Students from global B-schools conscious about environmental policies of companies

A Yale study shows 44% of students are willing to accept a lower salary to work for a company with better environmental practices


These findings come at a time when world leaders, for the first time, from all the 180 countries pledged to take action aimed at tackling global warming at the UN Climate Change Conference in Paris on Monday. Photo: Reuters
These findings come at a time when world leaders, for the first time, from all the 180 countries pledged to take action aimed at tackling global warming at the UN Climate Change Conference in Paris on Monday. Photo: Reuters

Bengaluru: Among the glossy packages and cool policies that companies use to attract students from campuses, their environmental policies are also a major consideration for future business leaders when they join a firm, finds a global study conducted among top ranking business schools.

A study of more than 3,700 students at 29 top business schools such as Yale, Insead, London Business School and Indian Institute of Management (IIM), Bangalore, found that corporations unwilling to act on environmental issues are increasingly punished by the men and women they would like to recruit as about 20% of respondents expressed an unwillingness to work for companies with bad environmental practices regardless of salary considerations.

The study, conducted by Yale University in collaboration with the World Business Council for Sustainable Development (WBCSD) and the Global Network for Advanced Management, of which IIM-B is a part, shows 44% of students are willing to accept a lower salary to work for a company with better environmental practices.

Students also overwhelmingly found environmental action a profitable stance, noting that environmental protection will improve economic growth and provide new jobs.

These findings come at a time when world leaders, for the first time, from all the 180 countries pledged to take action aimed at tackling global warming at the UN Climate Change Conference in Paris on Monday.

These students not only expect business leaders and, in particular, the top executives, to prioritize environmental sustainability solutions but more than two-thirds of the students said that they want to incorporate environmental sustainability into their own careers, regardless of their role or industry.

“The role of business in society is changing. Business leaders need to understand the complex nature of sustainability issues and integrate solutions for social and environmental challenges, with the need for good financial results,” said Peter Bakker, president and chief executive of WBCSD. He added that the survey results brings a clear call for change, demanding action on environmental sustainability.

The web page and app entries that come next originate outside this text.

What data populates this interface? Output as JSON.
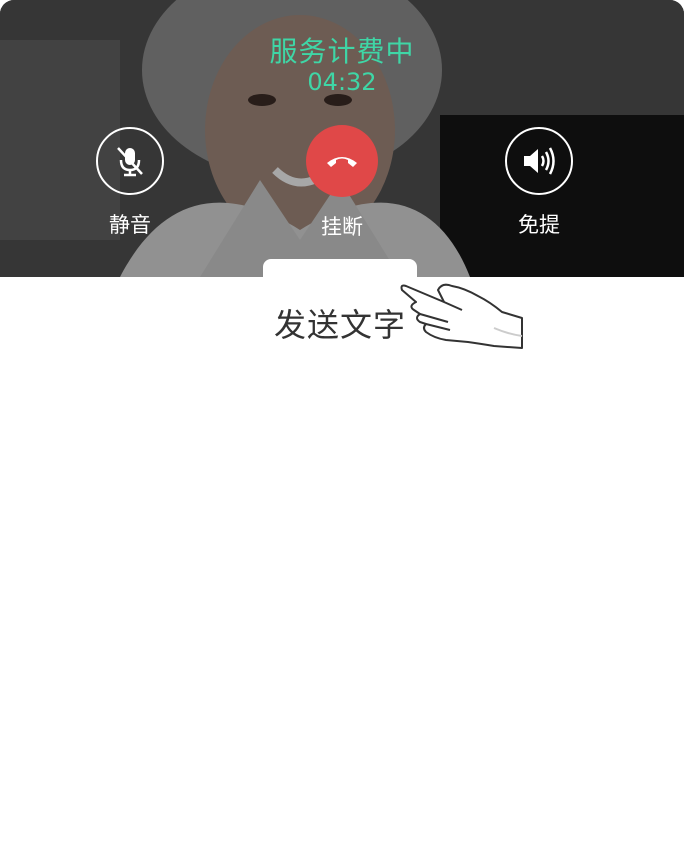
{
  "call": {
    "status": "服务计费中",
    "timer": "04:32"
  },
  "controls": {
    "mute_label": "静音",
    "mute_icon": "mic-off-icon",
    "hangup_label": "挂断",
    "hangup_icon": "phone-hangup-icon",
    "hangup_color": "#e04848",
    "speaker_label": "免提",
    "speaker_icon": "speaker-icon"
  },
  "send_text": {
    "label": "发送文字",
    "hint_icon": "pointing-hand-icon"
  },
  "colors": {
    "accent": "#3fd6a6"
  }
}
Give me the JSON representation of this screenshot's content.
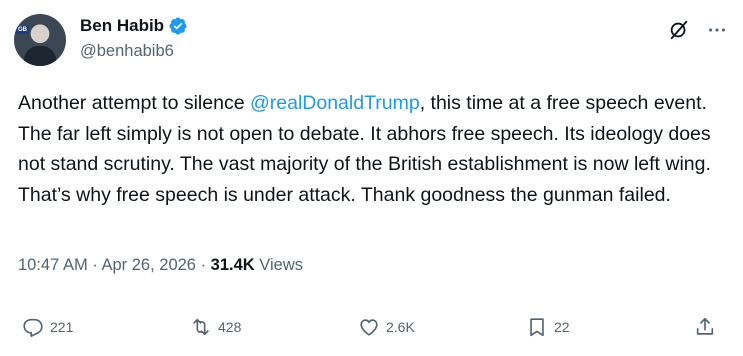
{
  "author": {
    "name": "Ben Habib",
    "handle": "@benhabib6",
    "avatar_badge": "GB"
  },
  "tweet": {
    "text_prefix": "Another attempt to silence ",
    "mention": "@realDonaldTrump",
    "text_rest": ", this time at a free speech event.  The far left simply is not open to debate. It abhors free speech. Its ideology does not stand scrutiny.  The vast majority of the British establishment is now left wing. That’s why free speech is under attack.  Thank goodness the gunman failed."
  },
  "meta": {
    "time": "10:47 AM",
    "date": "Apr 26, 2026",
    "views_count": "31.4K",
    "views_label": "Views"
  },
  "actions": {
    "replies": "221",
    "reposts": "428",
    "likes": "2.6K",
    "bookmarks": "22"
  },
  "colors": {
    "accent": "#1d9bf0",
    "text": "#0f1419",
    "secondary": "#536471"
  }
}
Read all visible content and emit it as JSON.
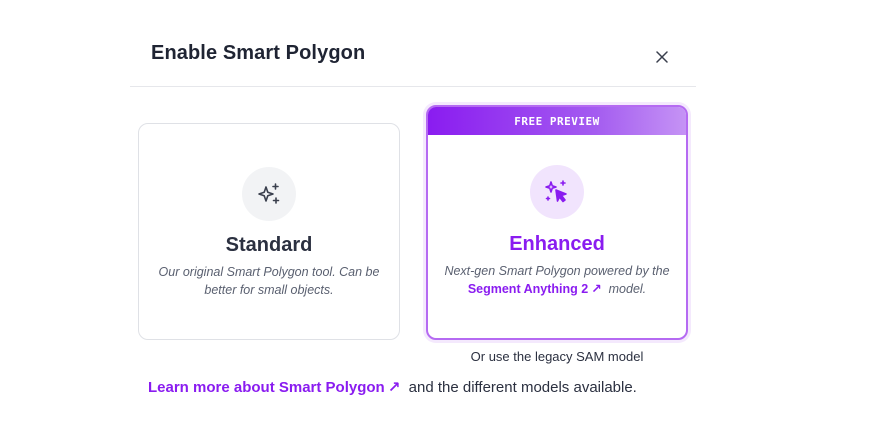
{
  "dialog": {
    "title": "Enable Smart Polygon",
    "close_icon": "close-icon"
  },
  "standard": {
    "name": "Standard",
    "description": "Our original Smart Polygon tool. Can be better for small objects.",
    "icon": "sparkles-icon"
  },
  "enhanced": {
    "banner": "FREE PREVIEW",
    "name": "Enhanced",
    "description_before": "Next-gen Smart Polygon powered by the",
    "link_label": "Segment Anything 2",
    "link_arrow": "↗",
    "description_after": "model.",
    "icon": "sparkle-cursor-icon"
  },
  "legacy_label": "Or use the legacy SAM model",
  "footer": {
    "link_label": "Learn more about Smart Polygon",
    "link_arrow": "↗",
    "text": "and the different models available."
  },
  "colors": {
    "accent": "#8a1cf0",
    "text": "#1f2433",
    "muted": "#5a6070"
  }
}
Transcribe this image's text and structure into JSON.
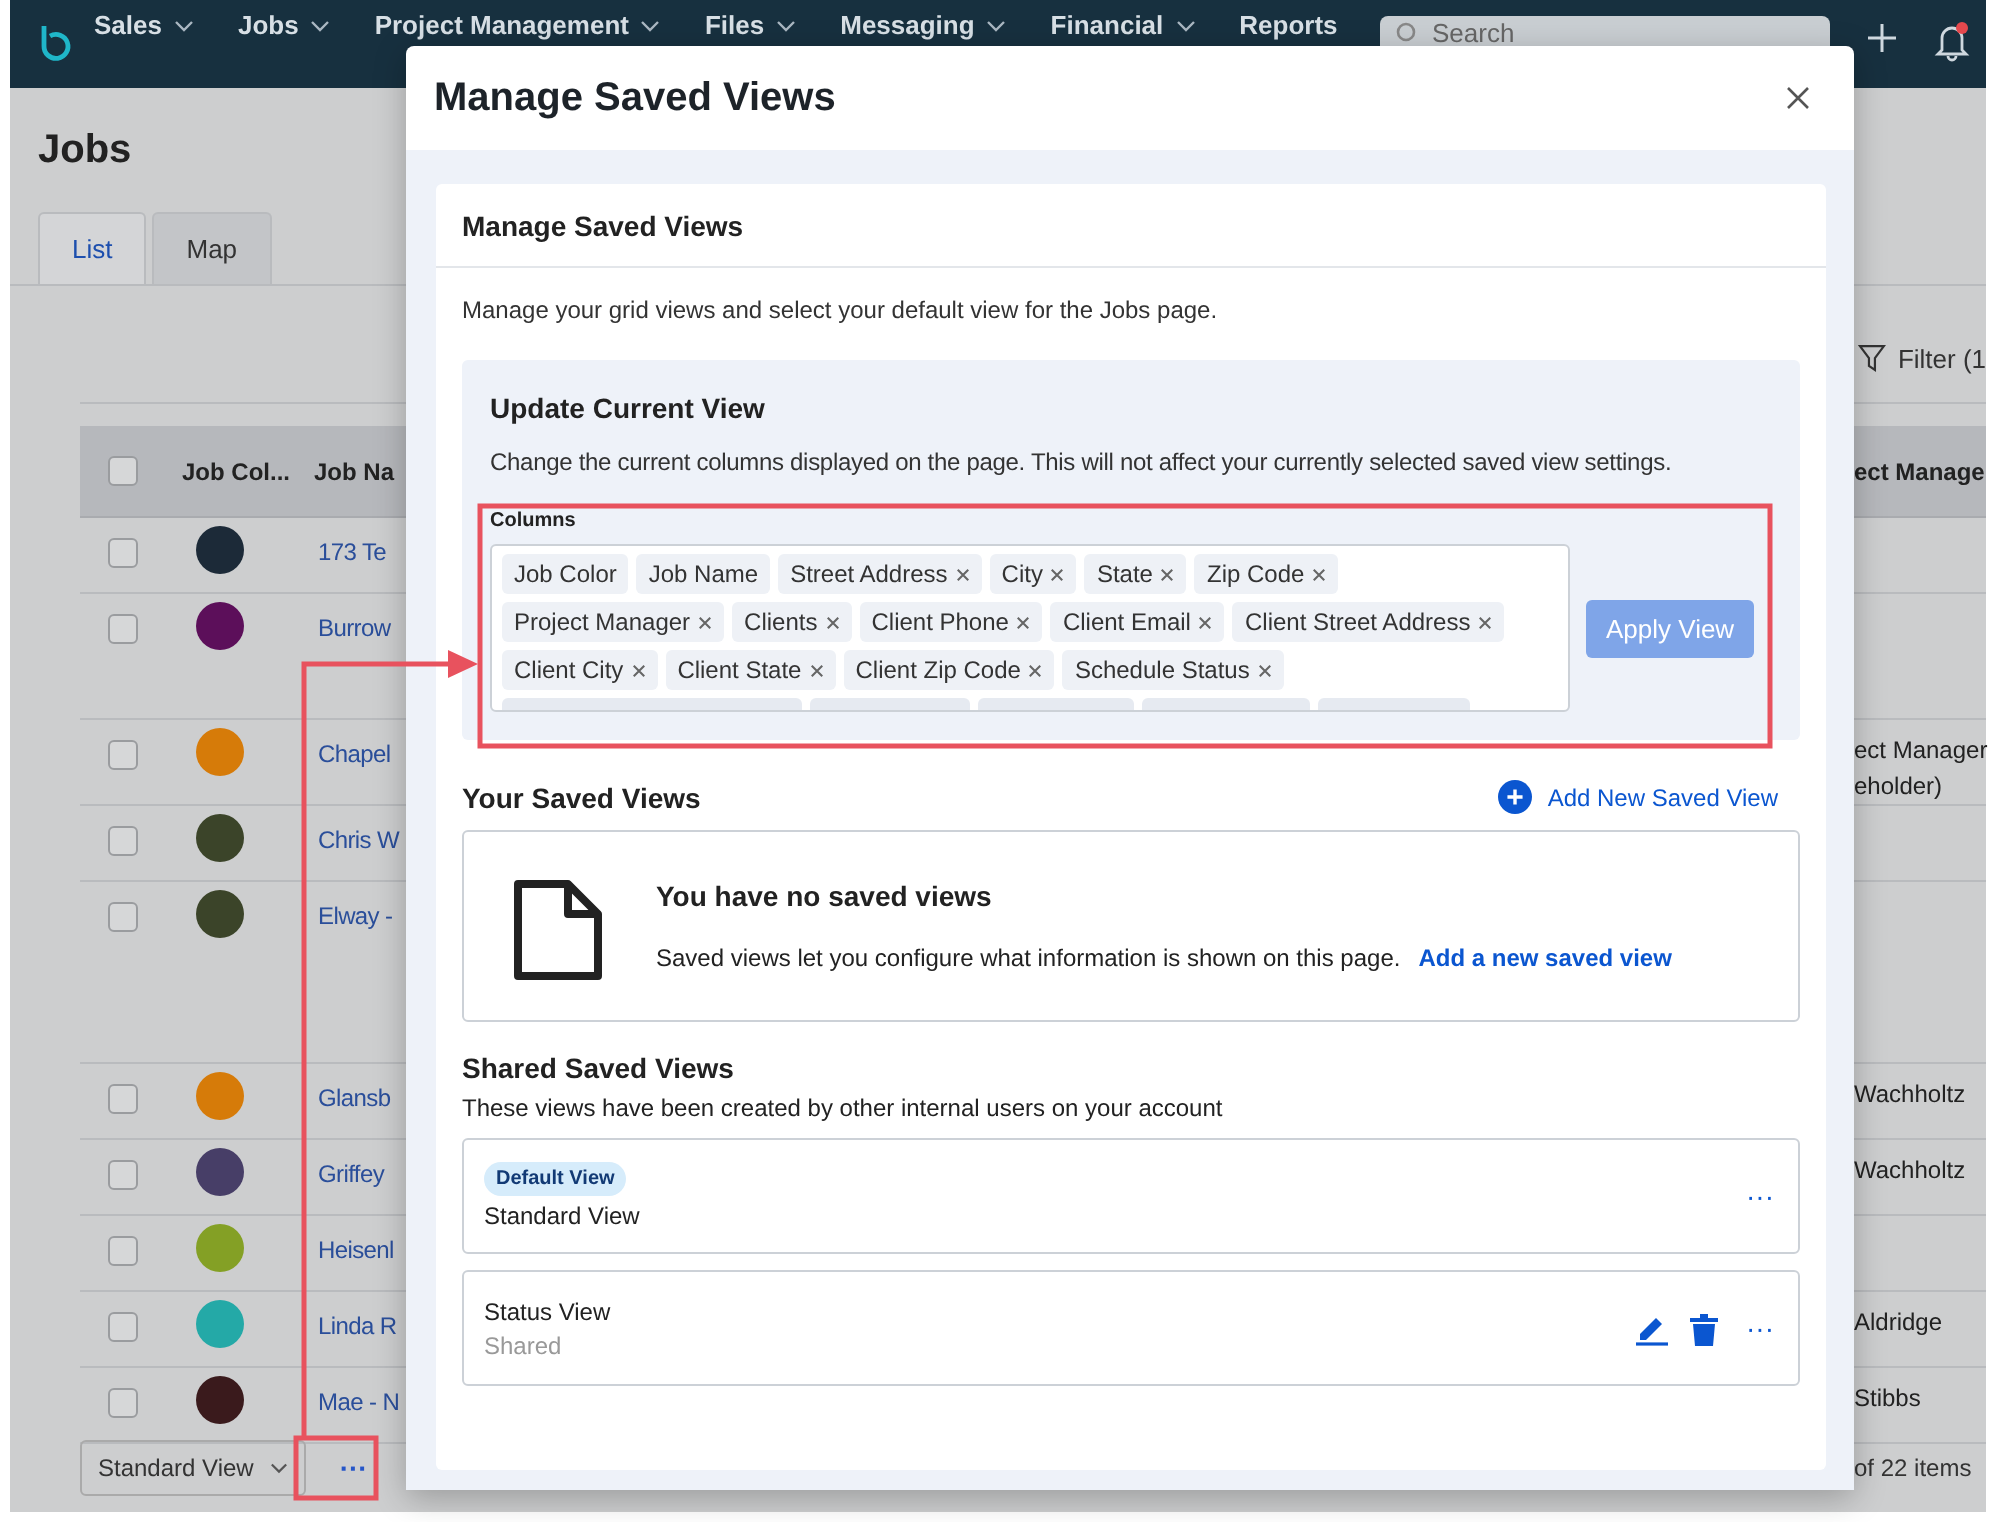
{
  "nav": {
    "items": [
      {
        "label": "Sales",
        "menu": true
      },
      {
        "label": "Jobs",
        "menu": true
      },
      {
        "label": "Project Management",
        "menu": true
      },
      {
        "label": "Files",
        "menu": true
      },
      {
        "label": "Messaging",
        "menu": true
      },
      {
        "label": "Financial",
        "menu": true
      },
      {
        "label": "Reports",
        "menu": false
      }
    ],
    "search": {
      "placeholder": "Search"
    },
    "notifications": {
      "unread": true
    }
  },
  "page": {
    "title": "Jobs",
    "tabs": [
      {
        "label": "List",
        "selected": true
      },
      {
        "label": "Map",
        "selected": false
      }
    ],
    "filter": "Filter (1",
    "table": {
      "select_all_checked": false,
      "columns": [
        "Job Col...",
        "Job Na",
        "ect Manage"
      ],
      "rows": [
        {
          "checked": false,
          "color": "#1c2a38",
          "name": "173 Te",
          "manager": []
        },
        {
          "checked": false,
          "color": "#5c0f5a",
          "name": "Burrow",
          "manager": []
        },
        {
          "checked": false,
          "color": "#d67b09",
          "name": "Chapel",
          "manager": [
            "ect Manager",
            "eholder)"
          ]
        },
        {
          "checked": false,
          "color": "#3b4429",
          "name": "Chris W",
          "manager": []
        },
        {
          "checked": false,
          "color": "#3b4429",
          "name": "Elway -",
          "manager": []
        },
        {
          "checked": false,
          "color": "#d67b09",
          "name": "Glansb",
          "manager": [
            "Wachholtz"
          ]
        },
        {
          "checked": false,
          "color": "#473e67",
          "name": "Griffey",
          "manager": [
            "Wachholtz"
          ]
        },
        {
          "checked": false,
          "color": "#84a025",
          "name": "Heisenl",
          "manager": []
        },
        {
          "checked": false,
          "color": "#24a9a7",
          "name": "Linda R",
          "manager": [
            "Aldridge"
          ]
        },
        {
          "checked": false,
          "color": "#3a1a1c",
          "name": "Mae - N",
          "manager": [
            "Stibbs"
          ]
        }
      ]
    },
    "footer": {
      "view_select": "Standard View",
      "more": "···",
      "count": "of 22 items"
    }
  },
  "modal": {
    "title": "Manage Saved Views",
    "card_title": "Manage Saved Views",
    "description": "Manage your grid views and select your default view for the Jobs page.",
    "update": {
      "title": "Update Current View",
      "description": "Change the current columns displayed on the page. This will not affect your currently selected saved view settings.",
      "field_label": "Columns",
      "chips": [
        {
          "kind": "tag",
          "label": "Job Color",
          "removable": false
        },
        {
          "kind": "tag",
          "label": "Job Name",
          "removable": false
        },
        {
          "kind": "tag",
          "label": "Street Address",
          "removable": true
        },
        {
          "kind": "tag",
          "label": "City",
          "removable": true
        },
        {
          "kind": "tag",
          "label": "State",
          "removable": true
        },
        {
          "kind": "tag",
          "label": "Zip Code",
          "removable": true
        },
        {
          "kind": "tag",
          "label": "Project Manager",
          "removable": true
        },
        {
          "kind": "tag",
          "label": "Clients",
          "removable": true
        },
        {
          "kind": "tag",
          "label": "Client Phone",
          "removable": true
        },
        {
          "kind": "tag",
          "label": "Client Email",
          "removable": true
        },
        {
          "kind": "tag",
          "label": "Client Street Address",
          "removable": true
        },
        {
          "kind": "tag",
          "label": "Client City",
          "removable": true
        },
        {
          "kind": "tag",
          "label": "Client State",
          "removable": true
        },
        {
          "kind": "tag",
          "label": "Client Zip Code",
          "removable": true
        },
        {
          "kind": "tag",
          "label": "Schedule Status",
          "removable": true
        },
        {
          "kind": "hidden"
        },
        {
          "kind": "hidden"
        },
        {
          "kind": "hidden"
        },
        {
          "kind": "hidden"
        },
        {
          "kind": "hidden"
        }
      ],
      "apply": {
        "label": "Apply View",
        "disabled": true
      }
    },
    "yours": {
      "title": "Your Saved Views",
      "add": "Add New Saved View",
      "empty_title": "You have no saved views",
      "empty_text": "Saved views let you configure what information is shown on this page.",
      "empty_link": "Add a new saved view"
    },
    "shared": {
      "title": "Shared Saved Views",
      "subtitle": "These views have been created by other internal users on your account",
      "views": [
        {
          "badge": "Default View",
          "name": "Standard View",
          "editable": false
        },
        {
          "name": "Status View",
          "note": "Shared",
          "editable": true
        }
      ],
      "more": "···"
    }
  }
}
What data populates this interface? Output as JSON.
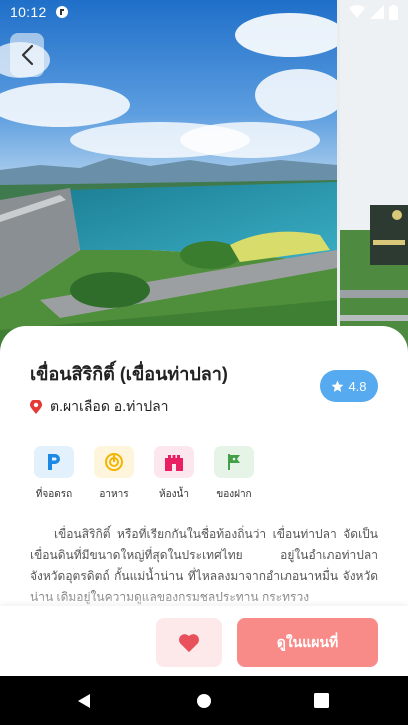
{
  "status_bar": {
    "time": "10:12"
  },
  "place": {
    "title": "เขื่อนสิริกิติ์ (เขื่อนท่าปลา)",
    "location": "ต.ผาเลือด อ.ท่าปลา",
    "rating": "4.8"
  },
  "facilities": [
    {
      "icon": "parking-icon",
      "label": "ที่จอดรถ",
      "color": "#1e88e5",
      "bg": "#e3f1fc"
    },
    {
      "icon": "food-icon",
      "label": "อาหาร",
      "color": "#f5b400",
      "bg": "#fff5dc"
    },
    {
      "icon": "restroom-icon",
      "label": "ห้องน้ำ",
      "color": "#e91e63",
      "bg": "#fde7ee"
    },
    {
      "icon": "souvenir-icon",
      "label": "ของฝาก",
      "color": "#43a047",
      "bg": "#e6f4e7"
    }
  ],
  "description": "เขื่อนสิริกิติ์ หรือที่เรียกกันในชื่อท้องถิ่นว่า เขื่อนท่าปลา จัดเป็นเขื่อนดินที่มีขนาดใหญ่ที่สุดในประเทศไทย อยู่ในอำเภอท่าปลา จังหวัดอุตรดิตถ์ กั้นแม่น้ำน่าน ที่ไหลลงมาจากอำเภอนาหมื่น จังหวัดน่าน เดิมอยู่ในความดูแลของกรมชลประทาน กระทรวง",
  "actions": {
    "map_label": "ดูในแผนที่"
  },
  "colors": {
    "accent": "#f88b88",
    "rating_bg": "#55aaf0",
    "fav_bg": "#fde9ea",
    "heart": "#e8505b"
  }
}
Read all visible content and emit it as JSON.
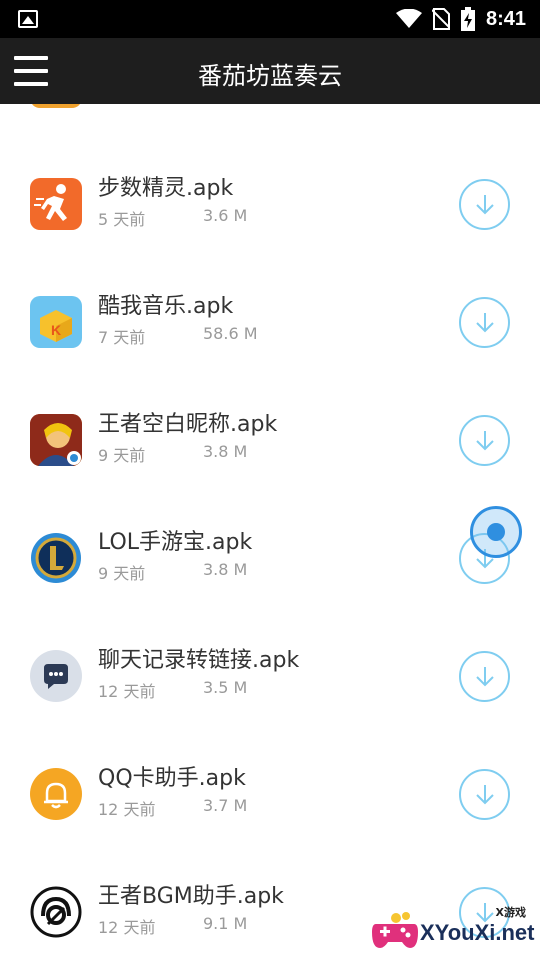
{
  "status_bar": {
    "time": "8:41",
    "icons": [
      "gallery-icon",
      "wifi-icon",
      "no-sim-icon",
      "battery-charging-icon"
    ]
  },
  "toolbar": {
    "title": "番茄坊蓝奏云",
    "menu_icon": "hamburger-menu-icon"
  },
  "files": [
    {
      "name": "步数精灵.apk",
      "age": "5 天前",
      "size": "3.6 M",
      "icon": "running-man-icon",
      "color": "#f26a2a"
    },
    {
      "name": "酷我音乐.apk",
      "age": "7 天前",
      "size": "58.6 M",
      "icon": "kuwo-music-icon",
      "color": "#3aa9e8"
    },
    {
      "name": "王者空白昵称.apk",
      "age": "9 天前",
      "size": "3.8 M",
      "icon": "honor-of-kings-icon",
      "color": "#c0392b"
    },
    {
      "name": "LOL手游宝.apk",
      "age": "9 天前",
      "size": "3.8 M",
      "icon": "lol-helper-icon",
      "color": "#2d8bd5"
    },
    {
      "name": "聊天记录转链接.apk",
      "age": "12 天前",
      "size": "3.5 M",
      "icon": "chat-bubble-icon",
      "color": "#c9d2e0"
    },
    {
      "name": "QQ卡助手.apk",
      "age": "12 天前",
      "size": "3.7 M",
      "icon": "bell-icon",
      "color": "#f5a623"
    },
    {
      "name": "王者BGM助手.apk",
      "age": "12 天前",
      "size": "9.1 M",
      "icon": "headphone-disc-icon",
      "color": "#111111"
    }
  ],
  "download_icon": "download-arrow-icon",
  "accent_color": "#7fcdf0",
  "watermark": {
    "small": "X游戏",
    "text": "XYouXi.net"
  }
}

Beyond asking future employers to act on environmental policies, 61% of respondents thought business schools also need to hire more faculty and staff with expertise in sustainability.